— Records provided —
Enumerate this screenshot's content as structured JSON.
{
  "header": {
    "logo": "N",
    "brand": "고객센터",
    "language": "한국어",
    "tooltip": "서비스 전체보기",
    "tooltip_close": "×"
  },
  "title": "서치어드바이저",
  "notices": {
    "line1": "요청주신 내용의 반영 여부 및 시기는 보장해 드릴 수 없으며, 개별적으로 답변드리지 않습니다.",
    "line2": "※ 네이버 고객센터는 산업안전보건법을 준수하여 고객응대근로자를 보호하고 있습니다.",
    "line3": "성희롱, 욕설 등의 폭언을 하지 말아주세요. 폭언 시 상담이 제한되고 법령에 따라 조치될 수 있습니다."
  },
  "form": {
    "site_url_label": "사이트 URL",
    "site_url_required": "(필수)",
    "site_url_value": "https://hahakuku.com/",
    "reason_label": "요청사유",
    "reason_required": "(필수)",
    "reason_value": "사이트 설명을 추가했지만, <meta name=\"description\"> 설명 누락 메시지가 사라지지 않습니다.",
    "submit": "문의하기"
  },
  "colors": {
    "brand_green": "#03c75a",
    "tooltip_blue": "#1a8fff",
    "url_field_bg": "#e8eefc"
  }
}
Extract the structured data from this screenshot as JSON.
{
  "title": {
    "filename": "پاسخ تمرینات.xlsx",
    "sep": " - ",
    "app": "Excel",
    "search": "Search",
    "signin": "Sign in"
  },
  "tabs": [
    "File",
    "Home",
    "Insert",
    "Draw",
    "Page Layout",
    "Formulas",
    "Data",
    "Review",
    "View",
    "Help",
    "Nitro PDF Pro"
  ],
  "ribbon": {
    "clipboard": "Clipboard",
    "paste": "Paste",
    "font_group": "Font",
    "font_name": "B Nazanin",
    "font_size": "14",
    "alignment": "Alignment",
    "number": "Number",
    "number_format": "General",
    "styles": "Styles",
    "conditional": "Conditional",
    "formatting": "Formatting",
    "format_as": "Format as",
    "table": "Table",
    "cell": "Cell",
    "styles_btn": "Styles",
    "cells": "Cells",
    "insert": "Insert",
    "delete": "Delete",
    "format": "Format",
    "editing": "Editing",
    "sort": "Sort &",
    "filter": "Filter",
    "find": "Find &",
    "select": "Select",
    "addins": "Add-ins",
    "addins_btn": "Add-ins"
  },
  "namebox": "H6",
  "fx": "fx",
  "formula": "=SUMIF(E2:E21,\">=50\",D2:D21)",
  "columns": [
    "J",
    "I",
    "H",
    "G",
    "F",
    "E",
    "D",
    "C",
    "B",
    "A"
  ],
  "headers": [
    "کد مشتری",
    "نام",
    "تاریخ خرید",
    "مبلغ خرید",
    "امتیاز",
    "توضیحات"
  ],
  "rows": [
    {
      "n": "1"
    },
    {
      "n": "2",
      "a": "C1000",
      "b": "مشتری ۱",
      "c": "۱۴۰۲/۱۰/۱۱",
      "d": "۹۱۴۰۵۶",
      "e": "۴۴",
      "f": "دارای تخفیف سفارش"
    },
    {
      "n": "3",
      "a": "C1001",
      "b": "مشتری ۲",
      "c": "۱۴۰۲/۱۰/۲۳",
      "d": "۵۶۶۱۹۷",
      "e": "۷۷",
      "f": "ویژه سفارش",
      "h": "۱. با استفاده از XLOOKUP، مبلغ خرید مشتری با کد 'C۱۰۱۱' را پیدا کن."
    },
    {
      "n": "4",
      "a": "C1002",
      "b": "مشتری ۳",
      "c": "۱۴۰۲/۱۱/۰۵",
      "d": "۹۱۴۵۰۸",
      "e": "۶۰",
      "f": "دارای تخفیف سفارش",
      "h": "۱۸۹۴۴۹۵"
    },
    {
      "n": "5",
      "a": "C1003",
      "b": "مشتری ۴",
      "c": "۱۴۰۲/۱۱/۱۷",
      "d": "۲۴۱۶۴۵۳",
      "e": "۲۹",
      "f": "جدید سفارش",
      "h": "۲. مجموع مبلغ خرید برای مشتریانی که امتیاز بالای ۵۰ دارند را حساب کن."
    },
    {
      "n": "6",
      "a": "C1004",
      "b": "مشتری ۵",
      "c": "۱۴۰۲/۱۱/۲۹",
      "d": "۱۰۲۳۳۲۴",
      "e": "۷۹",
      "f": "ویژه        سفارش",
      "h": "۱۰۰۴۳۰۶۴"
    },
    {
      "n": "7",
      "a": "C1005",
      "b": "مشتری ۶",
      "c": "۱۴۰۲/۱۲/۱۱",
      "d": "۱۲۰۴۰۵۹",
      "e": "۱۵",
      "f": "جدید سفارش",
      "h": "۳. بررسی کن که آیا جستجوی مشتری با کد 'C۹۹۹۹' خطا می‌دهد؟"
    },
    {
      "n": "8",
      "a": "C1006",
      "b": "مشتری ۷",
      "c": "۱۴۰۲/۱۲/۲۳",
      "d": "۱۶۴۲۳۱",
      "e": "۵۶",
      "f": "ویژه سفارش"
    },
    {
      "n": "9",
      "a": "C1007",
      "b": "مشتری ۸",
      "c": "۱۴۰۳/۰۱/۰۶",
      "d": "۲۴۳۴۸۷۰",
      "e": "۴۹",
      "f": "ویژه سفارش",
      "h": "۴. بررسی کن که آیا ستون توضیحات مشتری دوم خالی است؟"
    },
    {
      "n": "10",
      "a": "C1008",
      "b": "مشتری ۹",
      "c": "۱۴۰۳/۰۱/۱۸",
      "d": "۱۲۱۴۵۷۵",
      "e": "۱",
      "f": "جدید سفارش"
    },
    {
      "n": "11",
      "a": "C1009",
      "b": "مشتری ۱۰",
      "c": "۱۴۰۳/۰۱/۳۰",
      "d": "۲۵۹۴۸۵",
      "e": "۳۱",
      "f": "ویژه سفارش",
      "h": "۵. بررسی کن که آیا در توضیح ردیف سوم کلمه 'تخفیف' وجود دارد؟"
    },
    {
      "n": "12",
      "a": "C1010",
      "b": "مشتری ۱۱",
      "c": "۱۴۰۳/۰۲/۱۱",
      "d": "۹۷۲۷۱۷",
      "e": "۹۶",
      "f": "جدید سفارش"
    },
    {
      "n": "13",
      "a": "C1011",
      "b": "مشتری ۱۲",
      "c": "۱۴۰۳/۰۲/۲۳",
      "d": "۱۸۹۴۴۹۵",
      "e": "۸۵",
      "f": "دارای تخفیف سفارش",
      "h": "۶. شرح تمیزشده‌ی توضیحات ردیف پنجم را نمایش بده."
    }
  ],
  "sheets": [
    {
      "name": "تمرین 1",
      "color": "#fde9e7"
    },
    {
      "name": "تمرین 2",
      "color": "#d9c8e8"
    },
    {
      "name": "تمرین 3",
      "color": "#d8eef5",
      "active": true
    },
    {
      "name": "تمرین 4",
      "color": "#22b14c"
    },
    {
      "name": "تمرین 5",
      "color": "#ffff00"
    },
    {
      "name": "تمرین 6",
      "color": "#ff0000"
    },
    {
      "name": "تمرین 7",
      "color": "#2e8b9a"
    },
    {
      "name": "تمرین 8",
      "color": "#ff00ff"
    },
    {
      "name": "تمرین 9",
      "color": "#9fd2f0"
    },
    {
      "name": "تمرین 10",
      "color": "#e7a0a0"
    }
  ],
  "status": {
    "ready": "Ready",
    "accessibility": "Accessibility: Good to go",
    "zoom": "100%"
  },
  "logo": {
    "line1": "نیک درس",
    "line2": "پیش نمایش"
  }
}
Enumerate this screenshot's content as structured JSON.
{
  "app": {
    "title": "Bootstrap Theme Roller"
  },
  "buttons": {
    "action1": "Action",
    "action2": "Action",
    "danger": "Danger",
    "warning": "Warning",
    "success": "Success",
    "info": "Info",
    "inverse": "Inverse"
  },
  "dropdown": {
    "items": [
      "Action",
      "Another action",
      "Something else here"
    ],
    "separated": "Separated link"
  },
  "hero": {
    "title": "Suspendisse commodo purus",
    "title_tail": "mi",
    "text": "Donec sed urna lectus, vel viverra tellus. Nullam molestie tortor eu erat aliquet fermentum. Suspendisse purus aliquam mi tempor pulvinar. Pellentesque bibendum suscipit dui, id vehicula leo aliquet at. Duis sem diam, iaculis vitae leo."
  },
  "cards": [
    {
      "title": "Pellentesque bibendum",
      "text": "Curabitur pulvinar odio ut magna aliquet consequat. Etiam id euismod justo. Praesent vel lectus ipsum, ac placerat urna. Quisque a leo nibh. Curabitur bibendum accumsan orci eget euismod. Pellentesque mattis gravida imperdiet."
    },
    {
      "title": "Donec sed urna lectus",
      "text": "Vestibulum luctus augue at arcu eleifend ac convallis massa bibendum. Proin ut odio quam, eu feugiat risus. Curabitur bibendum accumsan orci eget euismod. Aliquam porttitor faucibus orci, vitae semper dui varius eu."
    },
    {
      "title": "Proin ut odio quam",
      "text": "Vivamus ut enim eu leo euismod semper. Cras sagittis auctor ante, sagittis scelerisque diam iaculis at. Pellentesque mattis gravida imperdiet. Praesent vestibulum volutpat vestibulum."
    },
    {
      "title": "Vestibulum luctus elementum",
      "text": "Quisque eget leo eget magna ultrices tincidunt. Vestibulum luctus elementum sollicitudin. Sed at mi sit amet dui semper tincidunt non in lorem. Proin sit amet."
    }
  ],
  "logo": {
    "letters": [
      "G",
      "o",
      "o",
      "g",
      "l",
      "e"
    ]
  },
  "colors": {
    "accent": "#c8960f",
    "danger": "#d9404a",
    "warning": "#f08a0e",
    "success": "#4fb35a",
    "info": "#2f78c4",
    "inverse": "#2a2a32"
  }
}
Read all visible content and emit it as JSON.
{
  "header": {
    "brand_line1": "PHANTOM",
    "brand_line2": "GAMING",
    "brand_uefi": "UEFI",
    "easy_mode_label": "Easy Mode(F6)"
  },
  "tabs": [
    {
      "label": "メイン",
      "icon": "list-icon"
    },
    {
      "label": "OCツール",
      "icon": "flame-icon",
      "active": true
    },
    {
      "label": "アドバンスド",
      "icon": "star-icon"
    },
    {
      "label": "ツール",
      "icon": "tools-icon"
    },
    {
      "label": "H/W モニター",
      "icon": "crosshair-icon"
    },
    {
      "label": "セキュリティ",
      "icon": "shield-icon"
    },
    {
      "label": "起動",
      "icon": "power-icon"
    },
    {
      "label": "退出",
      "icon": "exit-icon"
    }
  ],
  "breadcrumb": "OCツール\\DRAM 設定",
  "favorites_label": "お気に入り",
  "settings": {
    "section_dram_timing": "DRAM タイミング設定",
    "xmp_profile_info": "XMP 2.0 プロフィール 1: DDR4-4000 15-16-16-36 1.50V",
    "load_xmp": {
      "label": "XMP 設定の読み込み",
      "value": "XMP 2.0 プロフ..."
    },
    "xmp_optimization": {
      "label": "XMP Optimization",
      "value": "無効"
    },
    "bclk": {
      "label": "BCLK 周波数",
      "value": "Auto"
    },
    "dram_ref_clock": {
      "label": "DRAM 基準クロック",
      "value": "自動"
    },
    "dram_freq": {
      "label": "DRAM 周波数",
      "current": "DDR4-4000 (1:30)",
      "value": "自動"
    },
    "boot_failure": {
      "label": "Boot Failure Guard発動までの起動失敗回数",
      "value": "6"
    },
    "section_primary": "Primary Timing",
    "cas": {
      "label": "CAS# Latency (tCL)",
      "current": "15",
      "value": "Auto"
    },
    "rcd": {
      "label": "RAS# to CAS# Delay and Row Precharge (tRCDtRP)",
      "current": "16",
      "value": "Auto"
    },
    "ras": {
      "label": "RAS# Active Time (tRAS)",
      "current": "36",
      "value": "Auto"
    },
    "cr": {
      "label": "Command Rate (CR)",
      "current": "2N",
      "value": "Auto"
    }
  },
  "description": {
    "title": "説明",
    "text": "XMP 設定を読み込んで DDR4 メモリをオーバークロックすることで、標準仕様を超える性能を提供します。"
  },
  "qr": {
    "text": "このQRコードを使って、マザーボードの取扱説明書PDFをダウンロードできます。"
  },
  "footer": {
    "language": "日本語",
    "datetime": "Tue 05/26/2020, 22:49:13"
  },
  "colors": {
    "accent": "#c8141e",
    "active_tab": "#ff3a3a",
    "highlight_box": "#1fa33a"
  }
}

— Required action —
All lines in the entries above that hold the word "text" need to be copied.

— Output below —
    "text": "Donec sed urna lectus, vel viverra tellus. Nullam molestie tortor eu erat aliquet fermentum. Suspendisse purus aliquam mi tempor pulvinar. Pellentesque bibendum suscipit dui, id vehicula leo aliquet at. Duis sem diam, iaculis vitae leo."
      "text": "Curabitur pulvinar odio ut magna aliquet consequat. Etiam id euismod justo. Praesent vel lectus ipsum, ac placerat urna. Quisque a leo nibh. Curabitur bibendum accumsan orci eget euismod. Pellentesque mattis gravida imperdiet."
      "text": "Vestibulum luctus augue at arcu eleifend ac convallis massa bibendum. Proin ut odio quam, eu feugiat risus. Curabitur bibendum accumsan orci eget euismod. Aliquam porttitor faucibus orci, vitae semper dui varius eu."
      "text": "Vivamus ut enim eu leo euismod semper. Cras sagittis auctor ante, sagittis scelerisque diam iaculis at. Pellentesque mattis gravida imperdiet. Praesent vestibulum volutpat vestibulum."
      "text": "Quisque eget leo eget magna ultrices tincidunt. Vestibulum luctus elementum sollicitudin. Sed at mi sit amet dui semper tincidunt non in lorem. Proin sit amet."
    "text": "XMP 設定を読み込んで DDR4 メモリをオーバークロックすることで、標準仕様を超える性能を提供します。"
    "text": "このQRコードを使って、マザーボードの取扱説明書PDFをダウンロードできます。"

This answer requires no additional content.